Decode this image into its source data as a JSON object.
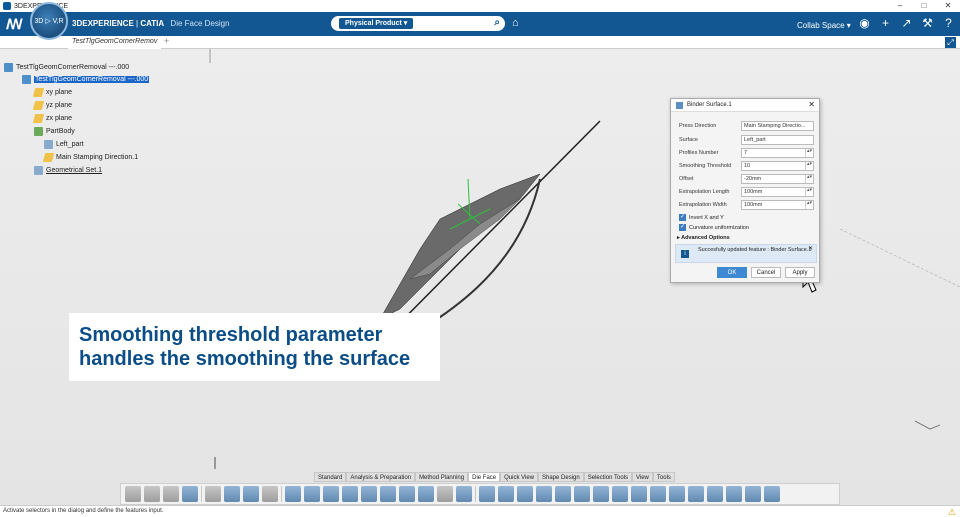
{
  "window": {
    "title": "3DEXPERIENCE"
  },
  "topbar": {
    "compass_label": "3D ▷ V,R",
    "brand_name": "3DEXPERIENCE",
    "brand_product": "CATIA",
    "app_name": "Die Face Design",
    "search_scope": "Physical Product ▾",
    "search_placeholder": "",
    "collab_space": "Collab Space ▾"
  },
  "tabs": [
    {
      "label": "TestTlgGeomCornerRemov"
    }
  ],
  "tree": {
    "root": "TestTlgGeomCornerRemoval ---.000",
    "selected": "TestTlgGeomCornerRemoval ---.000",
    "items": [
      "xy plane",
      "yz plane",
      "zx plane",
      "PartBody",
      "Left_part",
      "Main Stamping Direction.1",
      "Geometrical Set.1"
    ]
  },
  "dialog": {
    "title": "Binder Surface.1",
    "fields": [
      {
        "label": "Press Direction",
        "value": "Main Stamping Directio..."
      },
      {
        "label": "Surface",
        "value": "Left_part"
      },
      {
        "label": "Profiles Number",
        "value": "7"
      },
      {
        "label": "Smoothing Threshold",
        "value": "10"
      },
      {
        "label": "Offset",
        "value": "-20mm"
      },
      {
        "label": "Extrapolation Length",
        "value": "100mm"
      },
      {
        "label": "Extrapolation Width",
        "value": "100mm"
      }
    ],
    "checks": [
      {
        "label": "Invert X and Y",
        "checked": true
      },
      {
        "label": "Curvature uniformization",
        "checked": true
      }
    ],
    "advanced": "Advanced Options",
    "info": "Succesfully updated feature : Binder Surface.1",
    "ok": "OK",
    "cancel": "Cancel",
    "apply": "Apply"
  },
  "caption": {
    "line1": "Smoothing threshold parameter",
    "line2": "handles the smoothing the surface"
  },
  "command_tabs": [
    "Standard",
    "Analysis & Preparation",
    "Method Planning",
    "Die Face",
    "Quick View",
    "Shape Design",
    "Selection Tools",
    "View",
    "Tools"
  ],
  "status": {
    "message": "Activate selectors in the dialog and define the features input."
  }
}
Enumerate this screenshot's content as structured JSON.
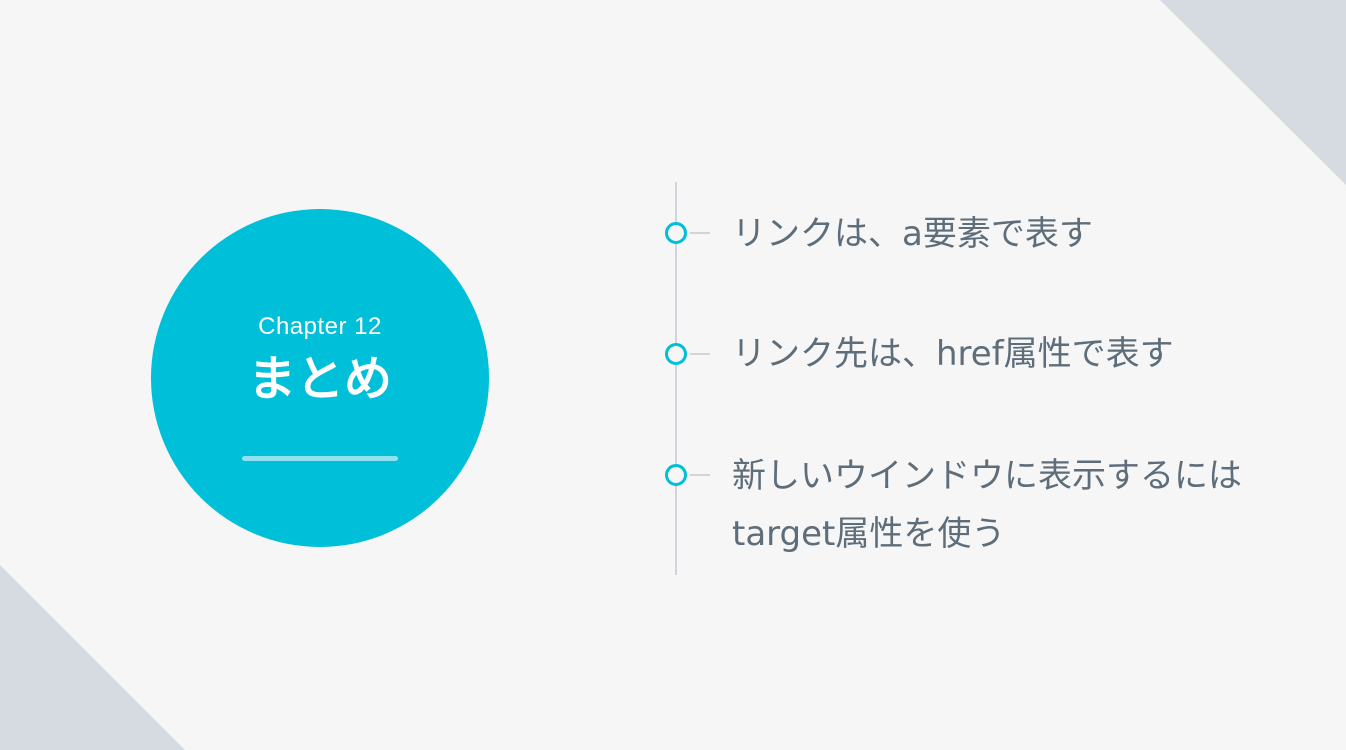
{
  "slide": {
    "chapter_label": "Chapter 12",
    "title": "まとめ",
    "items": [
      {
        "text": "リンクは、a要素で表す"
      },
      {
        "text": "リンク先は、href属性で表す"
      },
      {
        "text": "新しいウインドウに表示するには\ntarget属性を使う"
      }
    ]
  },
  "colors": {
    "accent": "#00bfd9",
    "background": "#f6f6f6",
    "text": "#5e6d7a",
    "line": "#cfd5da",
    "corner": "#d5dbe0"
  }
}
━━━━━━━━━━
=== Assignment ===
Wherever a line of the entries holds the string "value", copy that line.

=== Solution for this task ===
        "value": "Main Stamping Directio..."
        "value": "Left_part"
        "value": "7"
        "value": "10"
        "value": "-20mm"
        "value": "100mm"
        "value": "100mm"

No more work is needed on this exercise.